**Work order**
The listing below should be reproduced exactly, with the pictures omitted.

..............................

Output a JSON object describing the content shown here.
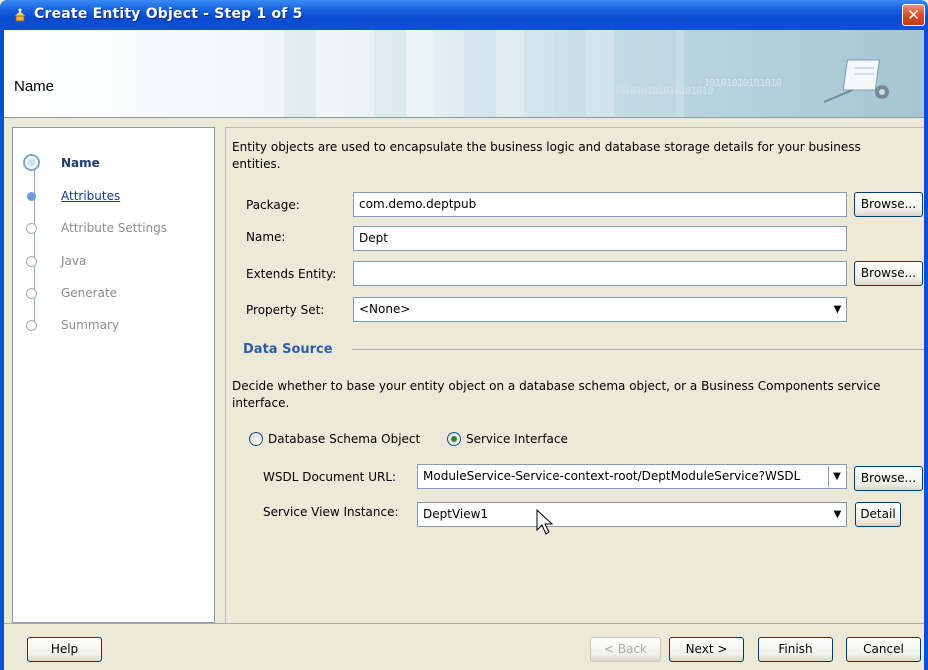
{
  "window": {
    "title": "Create Entity Object - Step 1 of 5",
    "close_glyph": "✕"
  },
  "header": {
    "heading": "Name",
    "decoration_text_1": "0101010101010101010",
    "decoration_text_2": "10101010101010"
  },
  "nav": {
    "items": [
      {
        "label": "Name",
        "state": "active"
      },
      {
        "label": "Attributes",
        "state": "link"
      },
      {
        "label": "Attribute Settings",
        "state": "disabled"
      },
      {
        "label": "Java",
        "state": "disabled"
      },
      {
        "label": "Generate",
        "state": "disabled"
      },
      {
        "label": "Summary",
        "state": "disabled"
      }
    ]
  },
  "main": {
    "intro": "Entity objects are used to encapsulate the business logic and database storage details for your business entities.",
    "package": {
      "label": "Package:",
      "value": "com.demo.deptpub",
      "browse": "Browse..."
    },
    "name": {
      "label": "Name:",
      "value": "Dept"
    },
    "extends": {
      "label": "Extends Entity:",
      "value": "",
      "browse": "Browse..."
    },
    "property_set": {
      "label": "Property Set:",
      "value": "<None>"
    },
    "data_source": {
      "title": "Data Source",
      "description": "Decide whether to base your entity object on a database schema object, or a Business Components service interface.",
      "option_db": "Database Schema Object",
      "option_service": "Service Interface",
      "selected": "Service Interface",
      "wsdl": {
        "label": "WSDL Document URL:",
        "value": "ModuleService-Service-context-root/DeptModuleService?WSDL",
        "browse": "Browse..."
      },
      "view_instance": {
        "label": "Service View Instance:",
        "value": "DeptView1",
        "detail": "Detail"
      }
    }
  },
  "footer": {
    "help": "Help",
    "back": "< Back",
    "next": "Next >",
    "finish": "Finish",
    "cancel": "Cancel"
  },
  "colors": {
    "title_bar": "#0a4ad0",
    "section_title": "#2a5fa8",
    "nav_active": "#1a3b70"
  }
}
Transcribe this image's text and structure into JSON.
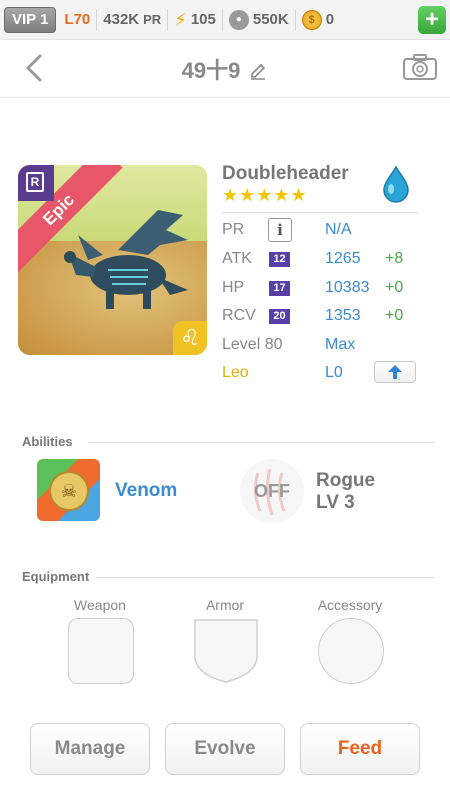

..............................

**Solution to this task**
Output a JSON object describing the content shown here.
{
  "window": {
    "title": "Create Entity Object - Step 1 of 5",
    "close_glyph": "✕"
  },
  "header": {
    "heading": "Name",
    "decoration_text_1": "0101010101010101010",
    "decoration_text_2": "10101010101010"
  },
  "nav": {
    "items": [
      {
        "label": "Name",
        "state": "active"
      },
      {
        "label": "Attributes",
        "state": "link"
      },
      {
        "label": "Attribute Settings",
        "state": "disabled"
      },
      {
        "label": "Java",
        "state": "disabled"
      },
      {
        "label": "Generate",
        "state": "disabled"
      },
      {
        "label": "Summary",
        "state": "disabled"
      }
    ]
  },
  "main": {
    "intro": "Entity objects are used to encapsulate the business logic and database storage details for your business entities.",
    "package": {
      "label": "Package:",
      "value": "com.demo.deptpub",
      "browse": "Browse..."
    },
    "name": {
      "label": "Name:",
      "value": "Dept"
    },
    "extends": {
      "label": "Extends Entity:",
      "value": "",
      "browse": "Browse..."
    },
    "property_set": {
      "label": "Property Set:",
      "value": "<None>"
    },
    "data_source": {
      "title": "Data Source",
      "description": "Decide whether to base your entity object on a database schema object, or a Business Components service interface.",
      "option_db": "Database Schema Object",
      "option_service": "Service Interface",
      "selected": "Service Interface",
      "wsdl": {
        "label": "WSDL Document URL:",
        "value": "ModuleService-Service-context-root/DeptModuleService?WSDL",
        "browse": "Browse..."
      },
      "view_instance": {
        "label": "Service View Instance:",
        "value": "DeptView1",
        "detail": "Detail"
      }
    }
  },
  "footer": {
    "help": "Help",
    "back": "< Back",
    "next": "Next >",
    "finish": "Finish",
    "cancel": "Cancel"
  },
  "colors": {
    "title_bar": "#0a4ad0",
    "section_title": "#2a5fa8",
    "nav_active": "#1a3b70"
  }
}
Transcribe this image's text and structure into JSON.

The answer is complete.